If Giancarlo Stanton is dealt, are the Marlins getting back prospects or big leaguers?
What I've been told is that trading Stanton is a "realistic option." But -- and there's always a but -- because of the four-time All-Star's full no-trade and opt-out clauses, it will be an involved process. That's not saying that a deal couldn't be reached around the Winter Meetings, but it will take some work. Foremost, Stanton must sign off on any move, which he likely would do because he wants to be on a contending team. Stanton's salary rises to $25 million in 2018, and there is $295 million remaining on the entire deal.

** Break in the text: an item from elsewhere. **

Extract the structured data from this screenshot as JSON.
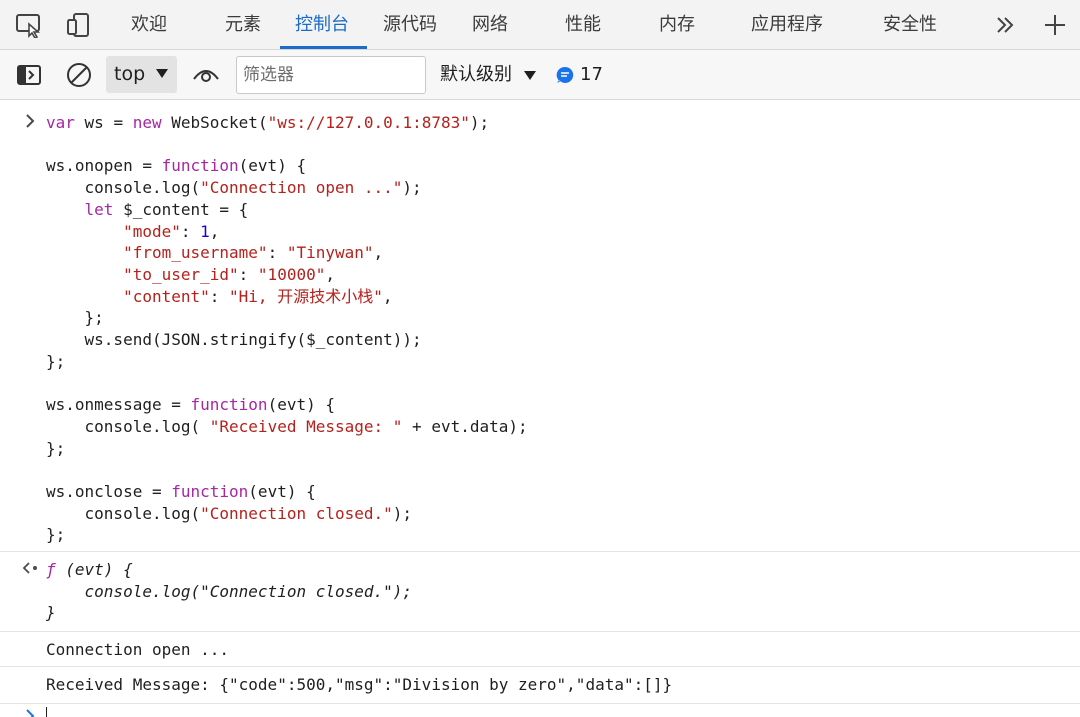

My opinion is Stanton will be traded at some point. Maybe it will be before Spring Training, or maybe he could spend one more year -- or at least part of it -- in Miami if the right fit isn't in place. It will be difficult to get another club's top prospects unless Miami picks up at least some of the rest of the contract. That said, a trade still could be constructed, and if Stanton likes the fit, he could agree to lift the clause that allows him to opt out after 2020.
Something else to consider is that the free-agent class next offseason includes stars like Bryce Harper and Manny Machado. Speculation is that both will strike deals worth more than Stanton's $325 million. So if Stanton is kept for another season, he could be considered a bargain to some clubs. The risk there is Stanton doesn't back up his MVP-worthy 2017 with another big year.
If/when a member of the outfield is traded, does Braxton Lee have a legitimate chance to be an Opening Day starter?
When Lee was acquired from the Rays as part of the Adeiny Hechavarria trade, many in the organization said he reminded them of Brett Gardner. With all the Yankees' ties to the Marlins, maybe they will have a similar evaluation. If so, Lee could be a prominent player for Miami in 2018. A plus defender who can play all three outfield positions, Lee is a left-handed hitter who will represent the Marlins on Saturday in the Fall Stars Game at the Arizona Fall League. Whether Lee is a starter or fourth outfielder is something that still must decided. But if the Marlins like what they see from Lee so far, it could impact whether they pick up the $2 million club option on Ichiro Suzuki.
Hitting, power and average was great. How will they address starters without trading too much? The team also needs bullpen help.
This is the challenge. There is a recognition that the offense is productive. They scored 778 runs, which was 11th most in the Majors. The Dodgers were behind them, at 12th with 770, so the offense is ready to contend. To balance the scales and upgrade the pitching will likely mean moving at least part of the core position players. I don't expect all three outfielders -- Stanton, Christian Yelich and Marcell Ozuna -- to be back. But that doesn't mean two of them won't return. So a trade or two could be made for impactful starters.
Then the question would be payroll and what the true play is. There are reports that it will be $90 million, but that may not be the final figure on Opening Day. If there is a feeling the Marlins can trade off some parts and spend some to fill in the holes, they might still be able to contend in 2018 but with an eye on building a solid foundation for the near future. I don't think the intention is a long rebuild.
What is Derek Jeter's philosophy regarding analytics and its effect on the Marlins moving forward? In the future, will the Marlins hire a manager with analytics experience?
From what I've gathered, the Marlins will lean more on analytics than in the past, but they will also rely on the opinions of their baseball people. So I see a blend of both. But it's hard to ignore the increased amount of information, and Jeter noted at his introductory news conference that the expansion of analytics is something he has to look more closely into. Manager Don Mattingly is certainly open to analytics. We saw a bit of that in 2017 with an increased emphasis on starters and how they fare the third time through the order, and that's just one example.
Do you think J.T. Realmuto is the long-term answer at catcher, or do you see him as a fielder going forward?
Yes, I see Realmuto catching. Obviously, his athleticism offers the option to play first base. But he is a premier catcher, and he will stay that way. Maybe later in his career, playing in the field could be more of an option.
Joe Frisaro has covered the Marlins for MLB.com since 2002. Follow him on Twitter @JoeFrisaro and listen to his podcast. This story was not subject to the approval of Major League Baseball or its clubs.